Greenland has been home to the Inuit people for more than 5,000 years and Hurtigruten makes its a point to educate its guests on the realities of living in on an ice-encrusted island where only two towns are connected by road, a summer day may find an iceberg floating by your beach setting, populations range from 2 to 15,469 hardy souls, and the dog sled has always been the principal mode of winter transport. Hurtigruten‘s expedition ship MS Fram arrives in the center of the towns, making it easier for its 318 guests to explore, meet and chat with locals and learn from onboard guides and expedition experts. Four different itineraries sail between the end of May and September, 2013. Early-booking fares, offering a savings of 20%, range from $6,781 to $9,005 for the nine-day ‘Heart of Greenland’ to $8,266 to $12,044 for a newer creation now with two departures – a 15-day expedition that takes in Spitsbergen, the rarely-visited North East Greenland National Park (world’s largest), and several stops in Iceland.

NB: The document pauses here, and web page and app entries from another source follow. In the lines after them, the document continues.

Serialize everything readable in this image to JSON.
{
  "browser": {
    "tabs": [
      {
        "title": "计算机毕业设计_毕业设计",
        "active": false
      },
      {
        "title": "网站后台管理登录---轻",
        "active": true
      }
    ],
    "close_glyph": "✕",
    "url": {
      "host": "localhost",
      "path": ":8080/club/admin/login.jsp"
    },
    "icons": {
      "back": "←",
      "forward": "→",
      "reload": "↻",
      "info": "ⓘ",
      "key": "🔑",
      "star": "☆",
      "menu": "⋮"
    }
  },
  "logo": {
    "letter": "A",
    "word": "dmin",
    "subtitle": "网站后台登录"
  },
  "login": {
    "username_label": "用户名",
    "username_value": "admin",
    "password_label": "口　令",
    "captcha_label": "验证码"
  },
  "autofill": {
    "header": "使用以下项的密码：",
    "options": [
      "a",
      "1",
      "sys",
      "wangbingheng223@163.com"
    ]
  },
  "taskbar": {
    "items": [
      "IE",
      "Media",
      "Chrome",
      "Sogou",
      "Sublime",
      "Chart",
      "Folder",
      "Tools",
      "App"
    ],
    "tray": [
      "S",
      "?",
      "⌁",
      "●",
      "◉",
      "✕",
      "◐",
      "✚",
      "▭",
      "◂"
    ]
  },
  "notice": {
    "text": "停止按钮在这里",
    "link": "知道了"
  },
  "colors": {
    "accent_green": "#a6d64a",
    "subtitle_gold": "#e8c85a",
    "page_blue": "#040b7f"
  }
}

Greenland has been the focal point for the climate change debate for many years and the most affected are the Inuit people living there. Hurtigruten takes every opportunity to allow interaction for the guests – whether it is hosting locals on board, visiting nearby workshops, watching fisherman bring in their catches, speaking with a dog sled handler or just freely walking through the towns and chatting.
Highlights include the seafaring town of Sisimiut, Greenland’s second largest; the port of Qeqertarsuaq, home to an Arctic research station; the scenery of Uummannaq at the foot of a heart-shaped mountain, where guests are greeted by local school children and offered traditional “kaffemik” (a friendly cup of coffee); the traditional settlement of Ukkusissat; the impressive three-mile-long glacier front of Eqip Sermia; the huge complex of fjords that surround Narsaq; and some of the best preserved ruins from the Norse period located in Hvalsey. Most itineraries include visits to the UNESCO World Heritage Site of Ilulissat and the small island of Itilleq, where guests can join in or watch a traditional football (soccer) match. Three of the itineraries begin or end in Iceland with several stops included.

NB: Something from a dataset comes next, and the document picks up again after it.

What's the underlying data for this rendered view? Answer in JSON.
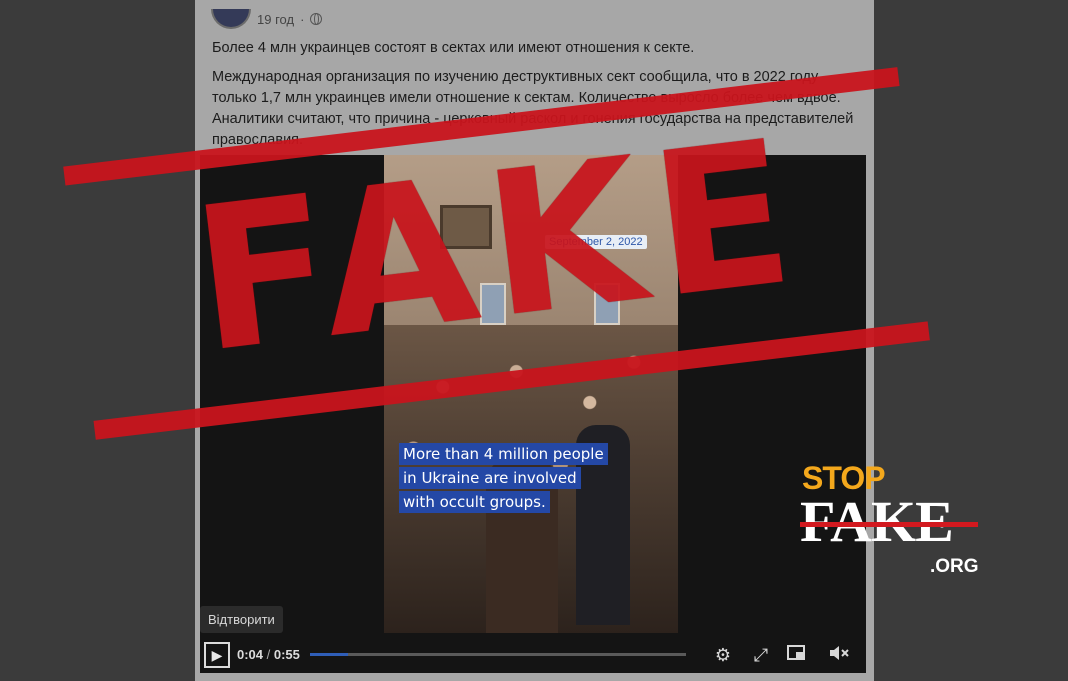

Guests can further explore the Inuit culture and icy landscape of Greenland by taking advantage of a wide range of optional excursions. Options include a helicopter flight to Ilulisat Glacier, the most productive glacier in the northern hemisphere; a polarcirkel landing at Eqip Sermia, complete with a barbecue on the outside deck of the ship; an exploration of the Viking ruins in Narsaq; and a visit to Great Greenland tannery, the only tannery in the country, where guests learn about the processes used to treat the furs. Two of the hiking expeditions offered – in Qeqertarsuaq and Ilulissat – are included at no extra cost in both itineraries.

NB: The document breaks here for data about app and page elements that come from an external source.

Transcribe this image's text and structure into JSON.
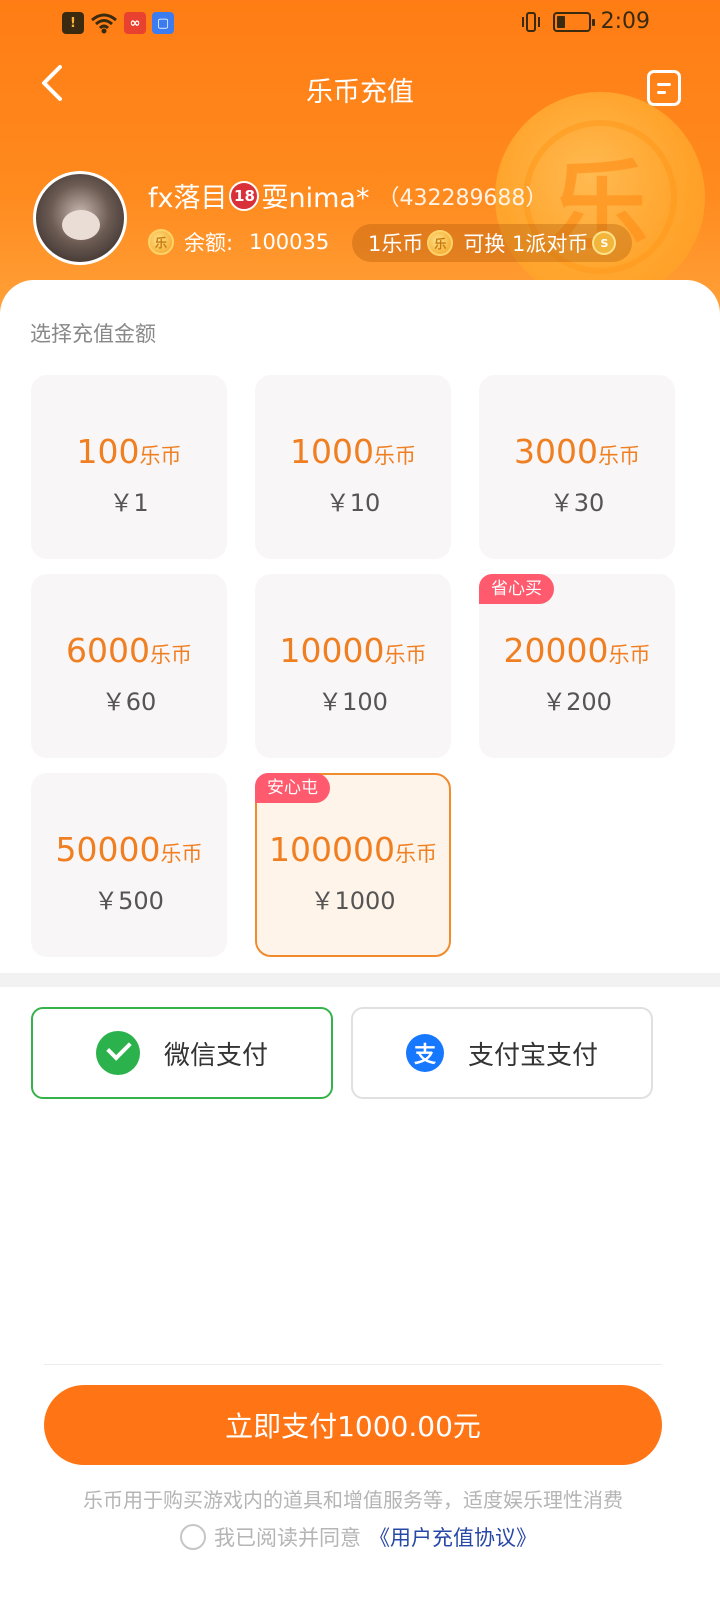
{
  "status_bar": {
    "time": "2:09",
    "left_icons": [
      "alert-icon",
      "wifi-icon",
      "app-icon",
      "app-store-icon"
    ],
    "right_icons": [
      "vibrate-icon",
      "battery-icon"
    ]
  },
  "nav": {
    "title": "乐币充值",
    "back_icon": "chevron-left-icon",
    "record_icon": "record-list-icon"
  },
  "user": {
    "name_part1": "fx落目",
    "badge": "18",
    "name_part2": "耍nima*",
    "uid": "（432289688）",
    "balance_label": "余额:",
    "balance_value": "100035",
    "rate_part1": "1乐币",
    "rate_part2": "可换 1派对币"
  },
  "coin_glyph": "乐",
  "section_label": "选择充值金额",
  "packages": [
    {
      "amount": "100",
      "unit": "乐币",
      "price": "￥1",
      "tag": "",
      "selected": false
    },
    {
      "amount": "1000",
      "unit": "乐币",
      "price": "￥10",
      "tag": "",
      "selected": false
    },
    {
      "amount": "3000",
      "unit": "乐币",
      "price": "￥30",
      "tag": "",
      "selected": false
    },
    {
      "amount": "6000",
      "unit": "乐币",
      "price": "￥60",
      "tag": "",
      "selected": false
    },
    {
      "amount": "10000",
      "unit": "乐币",
      "price": "￥100",
      "tag": "",
      "selected": false
    },
    {
      "amount": "20000",
      "unit": "乐币",
      "price": "￥200",
      "tag": "省心买",
      "selected": false
    },
    {
      "amount": "50000",
      "unit": "乐币",
      "price": "￥500",
      "tag": "",
      "selected": false
    },
    {
      "amount": "100000",
      "unit": "乐币",
      "price": "￥1000",
      "tag": "安心屯",
      "selected": true
    }
  ],
  "payment": {
    "wechat_label": "微信支付",
    "alipay_label": "支付宝支付",
    "alipay_glyph": "支",
    "selected": "wechat"
  },
  "pay_button": "立即支付1000.00元",
  "disclaimer": "乐币用于购买游戏内的道具和增值服务等，适度娱乐理性消费",
  "agreement": {
    "text": "我已阅读并同意",
    "link": "《用户充值协议》"
  },
  "colors": {
    "brand": "#ff7414",
    "selected_border": "#f08b2e",
    "wechat_green": "#36b24a",
    "tag_red": "#ff5a6e",
    "alipay_blue": "#1677ff"
  }
}
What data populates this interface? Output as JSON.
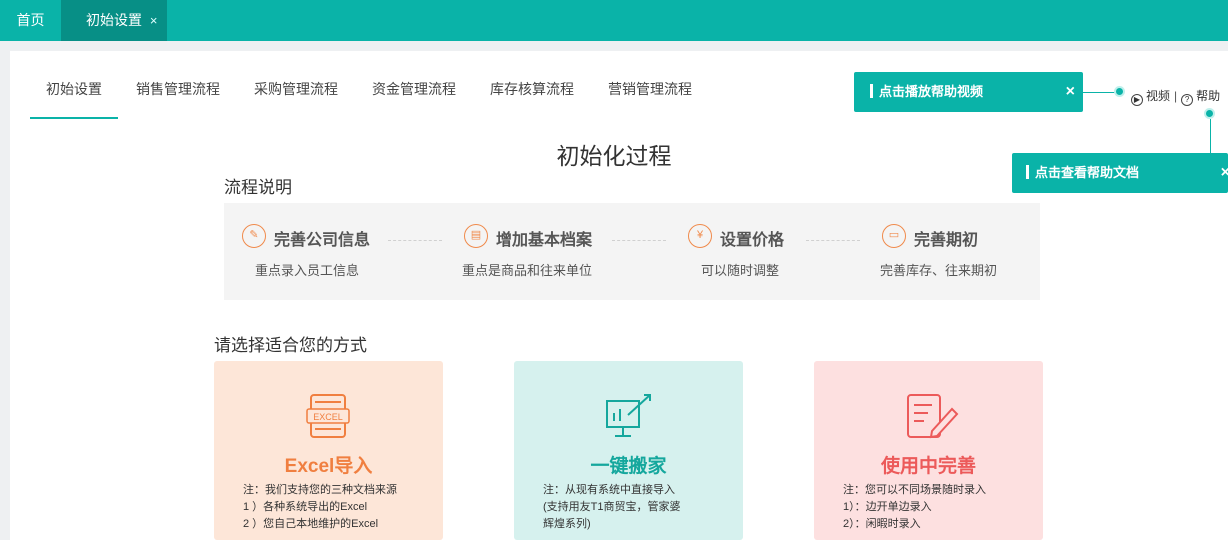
{
  "top_tabs": [
    {
      "label": "首页"
    },
    {
      "label": "初始设置",
      "close": "×"
    }
  ],
  "sub_nav": [
    "初始设置",
    "销售管理流程",
    "采购管理流程",
    "资金管理流程",
    "库存核算流程",
    "营销管理流程"
  ],
  "help": {
    "video_label": "视频",
    "divider": "|",
    "help_label": "帮助",
    "video_tip": "点击播放帮助视频",
    "doc_tip": "点击查看帮助文档",
    "close": "×"
  },
  "main_title": "初始化过程",
  "flow_title": "流程说明",
  "steps": [
    {
      "name": "完善公司信息",
      "desc": "重点录入员工信息",
      "icon": "edit-icon"
    },
    {
      "name": "增加基本档案",
      "desc": "重点是商品和往来单位",
      "icon": "document-icon"
    },
    {
      "name": "设置价格",
      "desc": "可以随时调整",
      "icon": "yen-icon"
    },
    {
      "name": "完善期初",
      "desc": "完善库存、往来期初",
      "icon": "monitor-icon"
    }
  ],
  "choose_title": "请选择适合您的方式",
  "cards": [
    {
      "title": "Excel导入",
      "icon_text": "EXCEL",
      "lines": [
        "注：我们支持您的三种文档来源",
        "1 ）各种系统导出的Excel",
        "2 ）您自己本地维护的Excel"
      ]
    },
    {
      "title": "一键搬家",
      "lines": [
        "注：从现有系统中直接导入",
        "(支持用友T1商贸宝，管家婆",
        "辉煌系列)"
      ]
    },
    {
      "title": "使用中完善",
      "lines": [
        "注：您可以不同场景随时录入",
        "1）：边开单边录入",
        "2）：闲暇时录入"
      ]
    }
  ],
  "colors": {
    "accent": "#0ab3a8",
    "excel": "#f07f40",
    "move": "#15a79d",
    "use": "#ec5a5a"
  }
}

Rates are subject to availability and include accommodation in cabin or suite of your choice; full board; educational lectures and all aspects of the onboard program; flight between Copenhagen and Kangerlussuaq when required; transfers; wind and rain resistant jacket; landing Polarcirkel boats; and specific excursions as indicated within each itinerary. International flights, optional excursions and cruise fuel surcharge are additional.
Additional information, brochures and reservations can be obtained from travel agents or Hurtigruten’s website, www.hurtigruten.us; by phone: (877) 301-3117. To order brochures 24 hours a day, call (800) 582-0835.